Joseph Kimmelmann, a graduate of the Jackson School of International Relations, Korean Studies Program, is greeted at the Pyongyang Airport by two North Korean ‘minders,’ who accompany him virtually everywhere he goes during his visit to the Democratic People’s Republic of Korea, the so-called, ‘Hermit Kingdom.’
Joseph represents Castle, a venture capital firm that wrings profits out of distressed properties, and Pyongyang’s Ryugyong Hotel, under construction for twenty-six years, is as distressed as they come. But Castle Ventures has no intention of helping the DPRK finance the hotel. Instead, Joseph is in Pyongyang to spy on potential competitors. But Joseph has another mission in North Korea, a ‘small favor’ he agreed to do for the CIA.

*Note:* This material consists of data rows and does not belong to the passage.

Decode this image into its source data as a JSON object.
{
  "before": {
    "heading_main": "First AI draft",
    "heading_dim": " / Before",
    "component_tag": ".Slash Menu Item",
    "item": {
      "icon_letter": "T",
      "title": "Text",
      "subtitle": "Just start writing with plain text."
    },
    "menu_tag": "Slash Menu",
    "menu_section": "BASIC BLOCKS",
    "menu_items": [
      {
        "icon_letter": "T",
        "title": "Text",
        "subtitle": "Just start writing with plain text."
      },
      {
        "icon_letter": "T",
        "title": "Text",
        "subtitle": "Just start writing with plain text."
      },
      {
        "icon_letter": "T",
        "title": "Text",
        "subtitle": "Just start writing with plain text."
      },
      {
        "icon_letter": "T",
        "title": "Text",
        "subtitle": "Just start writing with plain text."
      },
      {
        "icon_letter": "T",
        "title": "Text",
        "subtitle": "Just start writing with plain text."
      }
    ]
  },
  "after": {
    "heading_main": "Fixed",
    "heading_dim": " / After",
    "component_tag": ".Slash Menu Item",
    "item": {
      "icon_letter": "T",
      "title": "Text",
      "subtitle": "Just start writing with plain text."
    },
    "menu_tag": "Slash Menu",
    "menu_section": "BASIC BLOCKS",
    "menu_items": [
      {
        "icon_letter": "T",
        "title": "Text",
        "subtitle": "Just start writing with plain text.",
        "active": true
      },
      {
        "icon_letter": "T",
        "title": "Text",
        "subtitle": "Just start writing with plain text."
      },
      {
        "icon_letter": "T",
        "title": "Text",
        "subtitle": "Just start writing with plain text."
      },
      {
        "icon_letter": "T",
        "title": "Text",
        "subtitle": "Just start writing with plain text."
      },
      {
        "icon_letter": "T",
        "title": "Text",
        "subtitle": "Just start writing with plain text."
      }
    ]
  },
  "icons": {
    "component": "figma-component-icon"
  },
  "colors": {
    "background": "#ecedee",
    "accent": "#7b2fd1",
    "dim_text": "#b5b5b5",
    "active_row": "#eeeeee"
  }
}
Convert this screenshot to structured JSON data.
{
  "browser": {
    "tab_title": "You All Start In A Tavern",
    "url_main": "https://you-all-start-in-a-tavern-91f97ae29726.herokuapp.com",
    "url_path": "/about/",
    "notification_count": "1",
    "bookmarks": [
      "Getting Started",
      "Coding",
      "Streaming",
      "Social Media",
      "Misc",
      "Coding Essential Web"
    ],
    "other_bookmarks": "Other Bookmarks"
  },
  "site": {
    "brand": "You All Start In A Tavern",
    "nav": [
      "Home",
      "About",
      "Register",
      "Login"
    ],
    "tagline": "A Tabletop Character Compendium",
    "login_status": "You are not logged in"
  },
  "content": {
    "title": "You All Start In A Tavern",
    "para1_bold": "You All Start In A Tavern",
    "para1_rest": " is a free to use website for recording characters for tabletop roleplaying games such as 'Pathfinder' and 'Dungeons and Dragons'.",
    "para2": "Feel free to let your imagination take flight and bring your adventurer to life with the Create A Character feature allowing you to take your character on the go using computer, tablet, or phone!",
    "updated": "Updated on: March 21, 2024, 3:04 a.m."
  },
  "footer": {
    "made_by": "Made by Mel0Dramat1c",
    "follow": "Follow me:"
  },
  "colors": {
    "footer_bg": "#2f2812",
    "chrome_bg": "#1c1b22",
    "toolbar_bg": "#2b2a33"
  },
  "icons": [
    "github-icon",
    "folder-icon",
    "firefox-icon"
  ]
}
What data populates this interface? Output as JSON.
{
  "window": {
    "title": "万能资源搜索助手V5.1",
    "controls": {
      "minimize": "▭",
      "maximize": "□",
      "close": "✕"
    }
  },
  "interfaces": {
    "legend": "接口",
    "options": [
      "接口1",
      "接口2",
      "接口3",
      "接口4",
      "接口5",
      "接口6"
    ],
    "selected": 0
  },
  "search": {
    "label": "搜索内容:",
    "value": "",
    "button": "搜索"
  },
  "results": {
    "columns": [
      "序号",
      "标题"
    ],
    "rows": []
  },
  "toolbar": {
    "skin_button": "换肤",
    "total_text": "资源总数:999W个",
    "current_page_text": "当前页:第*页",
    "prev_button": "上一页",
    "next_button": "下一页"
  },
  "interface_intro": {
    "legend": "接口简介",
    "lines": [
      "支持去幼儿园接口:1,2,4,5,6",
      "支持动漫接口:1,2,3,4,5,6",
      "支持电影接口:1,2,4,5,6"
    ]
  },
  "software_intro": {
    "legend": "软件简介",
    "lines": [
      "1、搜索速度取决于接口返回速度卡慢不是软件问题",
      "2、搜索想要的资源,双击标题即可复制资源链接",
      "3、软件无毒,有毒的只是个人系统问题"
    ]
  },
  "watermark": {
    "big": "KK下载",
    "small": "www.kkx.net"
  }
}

It only takes Joseph a few days to learn that flaunting the prohibitions placed on foreign visitors by North Korea is an extremely dangerous game. It takes him a little longer to realize just how foolish he’s been in coming to North Korea, let alone in associating himself with the ‘American imperialistic’ CIA.
“The Reunification of Joseph K” is the story of a flawed young man’s introduction to a culture he thought he knew. A culture he studied in great detail, becoming fluent in its language and, he thought, in its customs. But despite his advanced degree, Joseph’s appreciation for the ‘cult of Kim,’ is sadly deficient and he is ill-prepared for the elaborate scheme the People’s Republic has hatched to thumb its nose at America, a scheme in which he, Joseph Kimmelmann, is the pawn.
In many respects, The Reunification of Joseph K is reminiscent of Franz Kafka’s “The Trial.” Like his namesake, Josef K, Joseph Kimmelmann is conspired against and prosecuted by inaccessible authorities, but unlike Kafka’s unfortunate protagonist, Joseph Kimmelmann knows why he’s being punished, and he’s willing to try anything to escape his fate.
Available in the Amazon.com Kindle Store on November 5, 2013